The gist of appellant's argument is that the Augusta business ordinance contains no category for speaking animals. The ordinance exhaustively lists trades, businesses, and occupations subject to the tax and the amount of the tax to be paid, but it nowhere lists cats with forensic prowess. However, section 2 of Augusta's Business Ordinance No. 5006 specifies that a $50 license shall be paid by any "Agent or Agency not specifically mentioned." Appellants insist that the drafters of section 2 could not have meant to include Blackie the Talking Cat and, if they did, appellants assert that section 2, as drafted, is vague and overbroad and hence unconstitutional.
Upon review of appellants' claims, we agree with the district court's detailed analysis of the Augusta ordinance. The assertion that Blackie's speaking engagements do not constitute an "occupation" or "business" within the meaning of the catchall provision of the Augusta ordinance is wholly without merit. Although the Miles family called what they received for Blackie's performances "contributions," these elocutionary endeavors were entirely intended for pecuniary enrichment and were indubitably commercial.3 Moreover, we refuse to require that Augusta define "business" in order to avoid problems of vagueness. The word has a common sense meaning that Mr. Miles undoubtedly understood.4
Appellants' attack on the vagueness of section 4 of the Augusta ordinance, which permits the mayor, in his discretion, to require a license, is not properly before this Court. As the district court indicated, defendants sought to enforce only section 2 of the ordinance in this case. 551 F.Supp. at 354.
Finally, we agree with the district court that appellants have not made out a case of overbreadth with respect to section 2 of the ordinance. Appellants fail to show any illegal infringement of First Amendment rights of free speech5 or assembly. The overbreadth of a statute must be "judged in relation to the statute's plainly legitimate sweep." Broadrick v. Oklahoma, 413 U.S. 601, 615, 93 S.Ct. 2908, 2918, 37 L.Ed.2d 830 (1973). Appellants' activities plainly come within the legitimate exercise of the city's taxing power.
We note that this affectionate encounter occurred before the Judge ruled against Blackie. See Miles, supra, 551 F.Supp. at 350 n. 1

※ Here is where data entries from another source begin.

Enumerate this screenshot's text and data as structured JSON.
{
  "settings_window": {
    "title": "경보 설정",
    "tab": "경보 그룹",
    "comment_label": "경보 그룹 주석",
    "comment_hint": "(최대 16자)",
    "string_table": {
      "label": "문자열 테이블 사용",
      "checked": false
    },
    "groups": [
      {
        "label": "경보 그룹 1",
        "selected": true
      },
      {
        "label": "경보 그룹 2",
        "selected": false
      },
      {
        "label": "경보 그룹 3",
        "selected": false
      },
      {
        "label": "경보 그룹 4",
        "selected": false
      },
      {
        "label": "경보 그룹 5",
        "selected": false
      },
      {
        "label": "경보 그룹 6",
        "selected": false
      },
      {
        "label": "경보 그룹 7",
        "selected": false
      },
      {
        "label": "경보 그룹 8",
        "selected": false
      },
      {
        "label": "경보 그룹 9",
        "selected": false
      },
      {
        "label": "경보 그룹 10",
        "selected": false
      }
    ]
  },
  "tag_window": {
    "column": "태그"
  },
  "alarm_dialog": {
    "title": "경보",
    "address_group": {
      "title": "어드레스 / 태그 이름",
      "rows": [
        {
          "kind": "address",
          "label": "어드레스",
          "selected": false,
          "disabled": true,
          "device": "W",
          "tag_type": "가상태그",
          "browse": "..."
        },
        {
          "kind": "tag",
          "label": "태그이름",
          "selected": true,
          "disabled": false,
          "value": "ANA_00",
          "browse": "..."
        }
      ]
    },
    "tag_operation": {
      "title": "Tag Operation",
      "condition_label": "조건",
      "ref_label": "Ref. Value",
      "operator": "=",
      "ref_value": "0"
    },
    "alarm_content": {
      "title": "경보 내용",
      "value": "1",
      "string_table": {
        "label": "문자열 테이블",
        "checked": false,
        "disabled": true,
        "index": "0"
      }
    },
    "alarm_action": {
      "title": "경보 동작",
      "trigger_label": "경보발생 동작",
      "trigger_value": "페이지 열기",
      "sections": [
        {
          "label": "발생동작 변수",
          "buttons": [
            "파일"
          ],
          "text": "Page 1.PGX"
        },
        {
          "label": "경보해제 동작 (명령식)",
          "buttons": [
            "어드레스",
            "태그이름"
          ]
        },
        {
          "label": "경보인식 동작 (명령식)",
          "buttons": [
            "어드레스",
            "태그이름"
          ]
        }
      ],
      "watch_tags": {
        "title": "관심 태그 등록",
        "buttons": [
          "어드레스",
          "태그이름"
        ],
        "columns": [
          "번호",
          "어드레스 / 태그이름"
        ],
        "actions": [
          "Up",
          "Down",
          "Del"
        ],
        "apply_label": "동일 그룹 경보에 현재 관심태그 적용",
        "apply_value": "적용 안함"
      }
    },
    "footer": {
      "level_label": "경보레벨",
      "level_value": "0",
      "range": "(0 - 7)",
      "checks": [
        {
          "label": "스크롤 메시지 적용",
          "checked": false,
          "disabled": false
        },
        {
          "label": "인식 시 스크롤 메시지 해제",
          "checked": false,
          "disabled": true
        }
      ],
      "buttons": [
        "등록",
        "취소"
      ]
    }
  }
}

See 551 F.Supp. at 351 n. 2
This conclusion is supported by the undisputed evidence in the record that appellants solicited contributions. Blackie would become catatonic and refuse to speak whenever his audience neglected to make a contribution
As found by the district court, Mr. Miles had previously inquired as to the necessity of obtaining a business license in Charlotte, North Carolina, and in Columbia, South Carolina. 551 F.Supp. at 353
This Court will not hear a claim that Blackie's right to free speech has been infringed. First, although Blackie arguably possesses a very unusual ability, he cannot be considered a "person" and is therefore not protected by the Bill of Rights. Second, even if Blackie had such a right, we see no need for appellants to assert his right jus tertii. Blackie can clearly speak for himself